The ATO’s recently released interpretation of the tax treatment of capital gains distributed by an Australian discretionary trust to non-resident beneficiaries will have a significant negative impact for some.
Two new determinations released by the ATO deal with the complex and technical issues that arise when a resident discretionary trust makes a distribution of capital gains to non-resident beneficiaries. The ATO’s view is that in some circumstances, non-resident beneficiaries can be taxed in Australia on gains relating to foreign assets, which would not have been taxed in Australia had they been made by the beneficiary directly.
The ATO’s position will be counterintuitive for many as there is a Capital Gains Tax (CGT) exemption for non-resident taxpayers for assets that are not classified as taxable Australian property (TAP). This exemption means that in some circumstances, capital gains and losses are disregarded for non-residents.
The ATO’s view is that this exemption does not apply to distributions from discretionary trusts even though beneficiaries of a trust are generally treated for tax purposes as if they had made capital gains personally. What this means is that if a resident discretionary trust makes a capital gain, then the ATO expects that this will be taxed in Australia, even if the gain is distributed to a non-resident beneficiary, even if the gain does not relate to TAP and even if the gain has a foreign source. Given that non-resident beneficiaries will be taxed at non-resident tax rates and may not have access to the full CGT discount, it will be important for trustees to consider this carefully when deciding on distributions for trusts that have a mixture of resident and non-resident beneficiaries.
The ATO’s determinations do not take into account the possible application of any double tax agreements. This is another issue that would need to be considered to reach a conclusion on how distributions are likely to be taxed in the hands of non-resident beneficiaries.
Need help with your Tax?
In recent times a spotlight has been shone on the gender pay gap, resulting in greater awareness of women’s conditions in the workforce. Yet we’re still overlooking how lower wages translate into a retirement savings gender gap.Closing the gender superannuation gap
Of late, there have been several compensation payments made by financial services providers to customers that were inappropriately charged or overcharged for insurance premiums or services they did not receive, etc. Did your super fund receive a compensation payment?
2021 was to be the year we returned to a post-COVID normal however the pandemic has fundamentally changed the way many of us operate in our personal and work lives.
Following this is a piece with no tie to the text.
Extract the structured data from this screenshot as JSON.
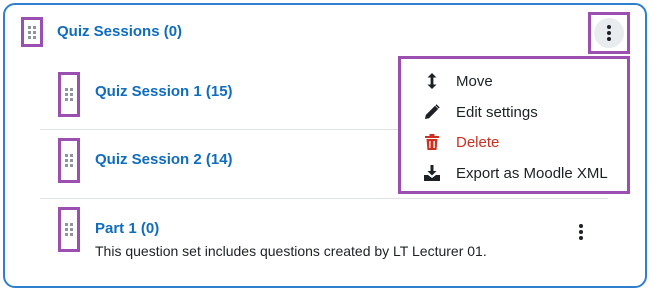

Here is some of what we can expect in 2022. 2022: The year ahead
The material and contents provided in this publication are informative in nature only.
It is not intended to be advice and you should not act specifically on the basis of this information alone. If expert assistance is required, professional advice should be obtained.
Liability limited by a scheme approved under Professional Standards Legislation